The ACRIN trial
"We can now identify the vast majority of contralateral cancers at the time of a woman's initial breast-cancer diagnosis," said Lehman, who was principal investigator of the American College of Radiology Imaging Network (ACRIN) Breast MRI Trial, and is a professor of radiology and director of breast imaging at the University of Washington and the SCCA. "This means that instead of those women having another cancer diagnosis years after their initial treatment, we can diagnose and treat those opposite breast cancers at the time of the initial diagnosis."
Researchers hope that with breast MRI's strong ability to predict the absence of a tumor, they can avoid some unnecessary mastectomies and provide women with more reassurance that the opposite breast is disease free. "Although no imaging tool is perfect, if the MRI is negative, the chance of cancer in that breast is extremely low. A potential outcome that we would be delighted to see is fewer unnecessary bilateral mastectomies," Lehman said.
The ACRIN trial was designed to determine whether the use of MRI could improve upon clinical breast exam and mammography in detecting breast cancer in the opposite breast at the time of the initial breast-cancer diagnosis. The study recruited 1,007 women from 25 institutions who had a recent diagnosis of cancer in one breast. Of these, 969 women completed the study, which began in April 2003. All of the women enrolled had a negative mammogram and negative clinical breast exam of the opposite breast within 90 days prior to the MRI. After receiving an MRI, 33 contralateral breast cancers were diagnosed in the study. Thirty of these tumors, or 91 percent, were diagnosed as a result of MRI. The other three cancers were detected due to subsequent mastectomies. Researchers found that the added benefit of MRI was consistent, regardless of a woman's cancer type, age or breast density. Dense breasts have more glandular and connective tissue as well as less fat tissue.
For most women, the fear of a second cancer diagnosis is quite high. The researchers hope that breast MRI can improve a woman's quality of life both at the time of her diagnosis and the years following. Researchers are optimistic that there may be long-term savings to patients and to the health-care system due to MRI's ability to detect cancer in both breasts prior to therapy — which may result in fewer rounds of chemotherapy and breast surgeries.

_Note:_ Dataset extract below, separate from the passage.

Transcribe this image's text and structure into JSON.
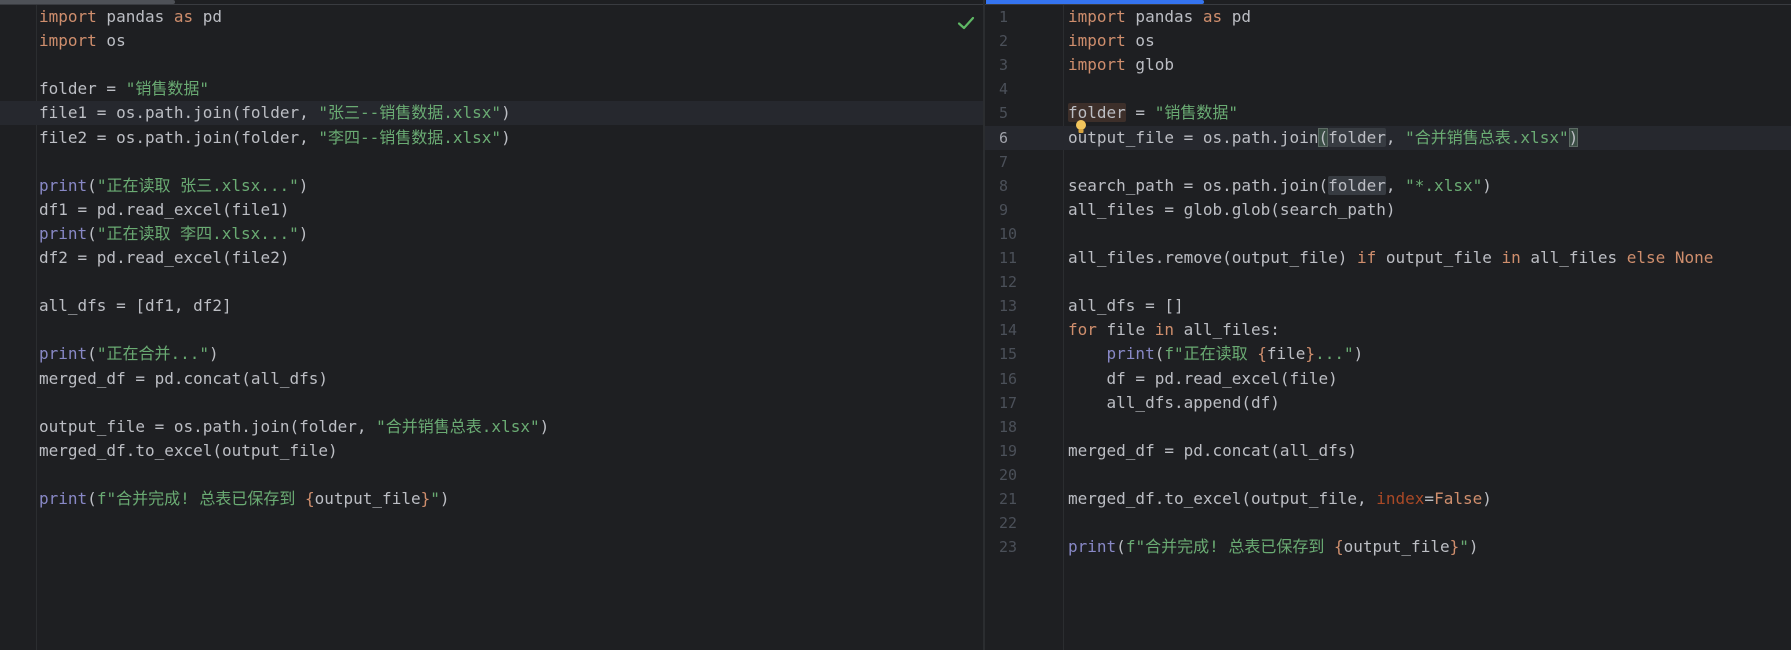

Lehman is a member of the ACS Breast Cancer Advisory Group and co-author of the new guideline for adding an MRI scan to an annual mammogram for women considered to be at high risk for breast cancer.
Most high-risk women should begin getting MRIs and mammograms at age 30, the new guidelines say, unless they and their doctor think it's better to begin at a different age. Published in a recent issue of the ACS journal CA: A Cancer Journal for Clinicians, the guideline recommends MRI screening in addition to mammograms for women who meet at least one of the following conditions:
The recommendations are based on studies that were published after the ACS last revised its breast cancer early detection guidelines in 2002-2003. At that time, the panel concluded there was not enough evidence to recommend for or against the use of MRI in high-risk women, so the guideline advised these women to make the decision after talking with their doctor. Now there is more solid evidence that MRI is useful for certain women.
"These guidelines address the importance of MRI in the early detection of breast cancer among women at high risk," Lehman said. "As with other solid tumors, the sooner breast cancer is detected, the easier it is treated, and the more likely it is to be cured."